Let It Rest

You take the steak off the grill. Oh, can you smell that? The char entices, and you know it’s the perfect doneness.

But don’t cut into it! Not yet! You need to let it rest.

Resting meat is absolutely necessary. Cut into that delicious meal too soon, and all the juices will run out. All your work will be reduced from sublime to… passable? Maybe?

Last week I wrote that I’d completed the rough draft for a new novel. My rough drafts always need a major revision. I need to tighten up scenes, themes, all sorts of things. (I also think one of the minor dragon characters may have changed gender halfway through the novel… I should probably check on that, unless I feel like introducing a wrinkle into dragon physiology.)

So why not just dive into it right away?

Because when you create something, you need to let it rest.

You need to approach your creation with fresh eyes. Does this scene work? What about this character arc? If you come too soon, you’ll be too close to catch many of the issues. Some will certainly be apparent, but others simply won’t be.

I do the same thing with short stories. I’ll complete a draft, and rather than going through it again immediately, I’ll set it aside for a day or two. I need to! But a novel is a longer, more involving beast, so it needs longer to rest.

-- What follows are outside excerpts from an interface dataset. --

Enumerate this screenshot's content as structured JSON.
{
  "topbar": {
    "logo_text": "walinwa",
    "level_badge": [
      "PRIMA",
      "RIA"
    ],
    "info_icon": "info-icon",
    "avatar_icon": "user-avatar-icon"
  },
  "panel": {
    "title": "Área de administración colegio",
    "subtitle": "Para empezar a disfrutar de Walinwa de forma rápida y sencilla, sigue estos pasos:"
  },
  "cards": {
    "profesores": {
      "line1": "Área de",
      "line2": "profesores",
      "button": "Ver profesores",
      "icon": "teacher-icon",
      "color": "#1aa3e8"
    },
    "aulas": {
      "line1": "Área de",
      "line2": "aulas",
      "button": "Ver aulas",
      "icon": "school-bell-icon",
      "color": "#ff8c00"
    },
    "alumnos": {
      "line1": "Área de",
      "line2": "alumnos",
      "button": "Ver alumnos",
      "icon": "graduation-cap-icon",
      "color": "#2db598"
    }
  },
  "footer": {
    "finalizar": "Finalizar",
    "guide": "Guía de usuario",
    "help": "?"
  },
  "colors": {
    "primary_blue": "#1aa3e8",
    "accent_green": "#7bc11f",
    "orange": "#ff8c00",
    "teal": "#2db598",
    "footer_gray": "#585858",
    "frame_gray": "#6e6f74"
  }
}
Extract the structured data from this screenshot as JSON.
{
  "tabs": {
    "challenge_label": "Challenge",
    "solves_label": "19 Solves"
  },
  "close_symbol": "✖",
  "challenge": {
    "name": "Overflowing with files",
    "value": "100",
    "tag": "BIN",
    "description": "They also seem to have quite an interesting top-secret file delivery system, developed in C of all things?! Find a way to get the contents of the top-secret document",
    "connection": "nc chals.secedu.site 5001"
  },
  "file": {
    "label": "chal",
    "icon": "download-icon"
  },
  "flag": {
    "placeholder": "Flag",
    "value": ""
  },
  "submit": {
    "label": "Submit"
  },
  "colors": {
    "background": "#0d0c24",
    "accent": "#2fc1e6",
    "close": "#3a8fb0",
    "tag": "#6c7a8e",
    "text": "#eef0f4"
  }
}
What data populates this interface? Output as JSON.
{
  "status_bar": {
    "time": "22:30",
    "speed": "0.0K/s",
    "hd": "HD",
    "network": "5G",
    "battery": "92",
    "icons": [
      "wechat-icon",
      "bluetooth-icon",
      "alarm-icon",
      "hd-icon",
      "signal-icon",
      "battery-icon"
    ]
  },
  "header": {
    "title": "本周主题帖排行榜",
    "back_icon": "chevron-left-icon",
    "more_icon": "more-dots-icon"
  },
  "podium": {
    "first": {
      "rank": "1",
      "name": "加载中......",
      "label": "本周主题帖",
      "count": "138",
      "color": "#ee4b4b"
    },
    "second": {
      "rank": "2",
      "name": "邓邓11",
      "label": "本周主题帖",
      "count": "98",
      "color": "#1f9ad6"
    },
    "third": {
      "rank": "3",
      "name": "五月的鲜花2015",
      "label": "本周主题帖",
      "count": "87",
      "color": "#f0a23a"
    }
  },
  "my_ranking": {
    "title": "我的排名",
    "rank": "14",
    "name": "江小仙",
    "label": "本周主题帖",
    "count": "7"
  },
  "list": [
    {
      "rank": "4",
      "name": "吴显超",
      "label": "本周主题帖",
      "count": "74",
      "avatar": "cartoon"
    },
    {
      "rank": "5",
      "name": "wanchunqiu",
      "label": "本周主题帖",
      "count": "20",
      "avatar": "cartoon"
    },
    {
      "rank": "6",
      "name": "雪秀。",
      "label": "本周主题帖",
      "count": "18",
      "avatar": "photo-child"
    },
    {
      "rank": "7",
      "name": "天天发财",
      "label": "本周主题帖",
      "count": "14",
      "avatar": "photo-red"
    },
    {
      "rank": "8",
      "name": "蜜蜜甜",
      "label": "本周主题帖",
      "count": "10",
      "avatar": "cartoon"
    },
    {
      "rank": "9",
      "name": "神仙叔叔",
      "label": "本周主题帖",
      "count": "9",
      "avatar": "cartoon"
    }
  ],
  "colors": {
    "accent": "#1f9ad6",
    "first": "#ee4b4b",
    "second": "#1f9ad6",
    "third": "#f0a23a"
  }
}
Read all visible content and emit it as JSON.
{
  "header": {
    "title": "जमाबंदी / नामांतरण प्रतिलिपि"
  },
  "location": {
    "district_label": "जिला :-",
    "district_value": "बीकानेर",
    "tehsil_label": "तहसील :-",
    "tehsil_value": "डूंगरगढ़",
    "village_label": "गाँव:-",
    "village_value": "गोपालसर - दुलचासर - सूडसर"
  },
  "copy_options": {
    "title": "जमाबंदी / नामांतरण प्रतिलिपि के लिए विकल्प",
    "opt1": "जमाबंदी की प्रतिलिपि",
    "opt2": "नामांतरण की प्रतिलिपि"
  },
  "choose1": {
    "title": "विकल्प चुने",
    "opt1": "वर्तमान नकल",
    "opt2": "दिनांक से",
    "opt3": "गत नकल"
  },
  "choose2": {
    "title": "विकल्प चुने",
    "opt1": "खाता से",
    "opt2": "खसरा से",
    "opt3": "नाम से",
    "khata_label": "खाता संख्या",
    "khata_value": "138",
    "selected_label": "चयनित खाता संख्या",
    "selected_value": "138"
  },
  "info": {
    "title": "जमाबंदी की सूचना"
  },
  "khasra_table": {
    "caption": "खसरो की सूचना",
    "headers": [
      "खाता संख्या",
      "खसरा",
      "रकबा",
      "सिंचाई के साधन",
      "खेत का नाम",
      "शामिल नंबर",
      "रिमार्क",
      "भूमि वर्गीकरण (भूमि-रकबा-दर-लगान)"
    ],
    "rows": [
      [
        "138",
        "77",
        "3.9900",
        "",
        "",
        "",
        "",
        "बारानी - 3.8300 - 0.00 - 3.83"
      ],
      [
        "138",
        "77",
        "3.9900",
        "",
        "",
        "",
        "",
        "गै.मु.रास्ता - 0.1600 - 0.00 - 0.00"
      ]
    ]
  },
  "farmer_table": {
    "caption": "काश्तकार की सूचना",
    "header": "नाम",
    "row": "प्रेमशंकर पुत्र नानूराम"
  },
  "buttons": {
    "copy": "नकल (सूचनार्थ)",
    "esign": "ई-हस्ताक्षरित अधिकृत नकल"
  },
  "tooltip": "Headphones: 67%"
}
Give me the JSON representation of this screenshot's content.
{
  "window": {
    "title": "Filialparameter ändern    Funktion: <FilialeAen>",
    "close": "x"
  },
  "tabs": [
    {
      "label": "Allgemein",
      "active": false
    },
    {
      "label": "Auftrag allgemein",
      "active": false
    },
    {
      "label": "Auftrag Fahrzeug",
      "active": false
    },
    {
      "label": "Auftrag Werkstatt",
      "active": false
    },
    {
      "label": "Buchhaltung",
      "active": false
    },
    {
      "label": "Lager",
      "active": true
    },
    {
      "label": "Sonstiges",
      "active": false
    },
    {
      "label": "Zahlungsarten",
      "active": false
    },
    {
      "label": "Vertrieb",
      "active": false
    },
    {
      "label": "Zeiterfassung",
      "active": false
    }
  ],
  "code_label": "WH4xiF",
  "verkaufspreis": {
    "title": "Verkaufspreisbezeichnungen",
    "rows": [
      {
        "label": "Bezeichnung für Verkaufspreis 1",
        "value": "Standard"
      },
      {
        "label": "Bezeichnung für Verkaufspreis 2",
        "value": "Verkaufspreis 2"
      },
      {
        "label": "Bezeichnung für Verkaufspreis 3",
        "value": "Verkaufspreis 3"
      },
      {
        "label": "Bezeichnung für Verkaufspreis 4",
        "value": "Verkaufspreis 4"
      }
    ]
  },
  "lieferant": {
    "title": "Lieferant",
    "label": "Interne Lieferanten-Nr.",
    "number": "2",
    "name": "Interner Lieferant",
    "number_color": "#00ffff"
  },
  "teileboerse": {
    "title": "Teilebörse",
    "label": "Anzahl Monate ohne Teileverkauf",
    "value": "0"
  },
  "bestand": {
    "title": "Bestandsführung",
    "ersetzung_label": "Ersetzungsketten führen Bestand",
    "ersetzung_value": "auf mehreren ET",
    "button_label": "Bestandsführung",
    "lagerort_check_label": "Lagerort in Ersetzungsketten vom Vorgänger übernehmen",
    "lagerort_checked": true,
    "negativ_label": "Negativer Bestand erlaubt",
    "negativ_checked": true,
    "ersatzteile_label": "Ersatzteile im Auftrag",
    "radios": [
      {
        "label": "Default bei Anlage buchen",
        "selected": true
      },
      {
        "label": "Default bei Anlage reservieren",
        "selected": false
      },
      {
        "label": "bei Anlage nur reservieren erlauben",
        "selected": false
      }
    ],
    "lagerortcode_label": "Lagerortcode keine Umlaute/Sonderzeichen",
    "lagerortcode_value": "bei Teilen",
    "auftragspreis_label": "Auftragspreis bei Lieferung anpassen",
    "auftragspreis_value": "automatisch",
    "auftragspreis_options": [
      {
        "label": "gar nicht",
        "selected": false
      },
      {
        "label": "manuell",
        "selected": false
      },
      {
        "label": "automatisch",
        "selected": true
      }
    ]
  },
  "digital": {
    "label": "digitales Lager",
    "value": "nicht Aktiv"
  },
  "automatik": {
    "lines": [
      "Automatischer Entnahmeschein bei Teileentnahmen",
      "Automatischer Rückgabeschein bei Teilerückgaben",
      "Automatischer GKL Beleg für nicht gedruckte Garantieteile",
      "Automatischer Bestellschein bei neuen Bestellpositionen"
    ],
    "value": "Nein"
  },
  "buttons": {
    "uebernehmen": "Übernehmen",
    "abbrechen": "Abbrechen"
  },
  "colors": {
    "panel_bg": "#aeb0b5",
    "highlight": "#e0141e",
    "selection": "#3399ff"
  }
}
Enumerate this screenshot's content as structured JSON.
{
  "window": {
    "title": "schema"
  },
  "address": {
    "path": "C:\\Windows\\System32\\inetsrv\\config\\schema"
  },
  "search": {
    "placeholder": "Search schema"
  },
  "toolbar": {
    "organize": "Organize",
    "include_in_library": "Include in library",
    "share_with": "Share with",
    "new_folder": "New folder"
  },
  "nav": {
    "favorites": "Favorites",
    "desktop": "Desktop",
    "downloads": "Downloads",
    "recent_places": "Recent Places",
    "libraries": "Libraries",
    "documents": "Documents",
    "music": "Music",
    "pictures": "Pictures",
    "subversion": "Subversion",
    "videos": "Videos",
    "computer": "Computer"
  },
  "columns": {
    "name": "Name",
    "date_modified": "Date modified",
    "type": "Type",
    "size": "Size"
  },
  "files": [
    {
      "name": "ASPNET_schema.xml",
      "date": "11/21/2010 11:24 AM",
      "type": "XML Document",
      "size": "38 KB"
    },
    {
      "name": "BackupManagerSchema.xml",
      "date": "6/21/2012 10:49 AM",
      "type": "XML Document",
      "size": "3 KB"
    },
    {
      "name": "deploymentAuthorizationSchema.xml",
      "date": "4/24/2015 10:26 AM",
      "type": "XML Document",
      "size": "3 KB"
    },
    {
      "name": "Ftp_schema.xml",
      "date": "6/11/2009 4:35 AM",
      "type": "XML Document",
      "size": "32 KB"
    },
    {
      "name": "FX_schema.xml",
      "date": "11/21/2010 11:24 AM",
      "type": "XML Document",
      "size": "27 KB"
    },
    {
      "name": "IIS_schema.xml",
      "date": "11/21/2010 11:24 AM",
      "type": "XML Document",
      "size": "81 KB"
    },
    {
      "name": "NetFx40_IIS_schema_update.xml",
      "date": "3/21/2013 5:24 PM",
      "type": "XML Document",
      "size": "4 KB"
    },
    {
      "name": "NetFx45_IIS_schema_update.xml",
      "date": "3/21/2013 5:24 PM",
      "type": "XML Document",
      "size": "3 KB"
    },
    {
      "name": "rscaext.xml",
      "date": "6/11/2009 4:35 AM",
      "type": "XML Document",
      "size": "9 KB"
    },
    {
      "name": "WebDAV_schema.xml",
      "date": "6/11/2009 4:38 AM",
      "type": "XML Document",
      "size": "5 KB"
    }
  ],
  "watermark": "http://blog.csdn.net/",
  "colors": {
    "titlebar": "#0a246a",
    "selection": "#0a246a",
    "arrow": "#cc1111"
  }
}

Of course, letting a novel rest doesn’t mean the writer should do nothing. I’ve been cleaning up some short stories and figuring out my writing schedule for the summer. By concentrating on other stories, I’m forcing my mind to step aside from the novel for a bit.

I’m hoping to start in on the revision next week, but we’ll see. I may wait another week before tackling it. Either way, it’s rested.

And soon… soon I’ll be able to dig in!

It’s Done

At the end 2020, I set a goal to write two novels in 2021. As of yesterday, I’m halfway there. Now, to be clear, I finished the rough draft. That means I have at least one revision before getting it to my developmental editor/ wife, and then at least one revision after that based on her notes, and then a proofread after that. There’s no publishing contract or anything like that.

That said, the raw act of creation is finished. Now it’s time to refine.

I wrote an average of just over two thousand words a day over thirty-eight days. That’s a fair amount of words. I know authors that push out a lot more in a day, but I also know a number that create far fewer words. I’m pretty content with that output, particularly since it’s Lent.

See, I’m a pastor in my day job, and the time between Ash Wednesday (February 17 this year) and Easter (April 4 this year) are literally twice as busy as normal. I purposely decided to attempt writing the rough draft in Lent, figuring that if I could write a rough draft then, well, I could probably write a rough draft anytime!

Now, how did I do it? How could I write so much, create so much, in such a busy time?

Continue reading “It’s Done”

Old-Time Books

This may surprise some of you, but I like books.

A lot.

There’s just something about holding a book as an artifact, whether it’s a pocket paperback or a massive hardcover tome, that brings my mind to different worlds, different journeys. And if like me, you like books, that means it’s good to support the authors of the journeys you most enjoy.

One of the best ways I’ve found to do that is to hang around Kickstarter. You certainly don’t have to support authors that way. Many authors have patreons these days. You can write reviews encouraging other people to read their works. Read their books. Buy them for yourself and some friends. All good!

Continue reading “Old-Time Books”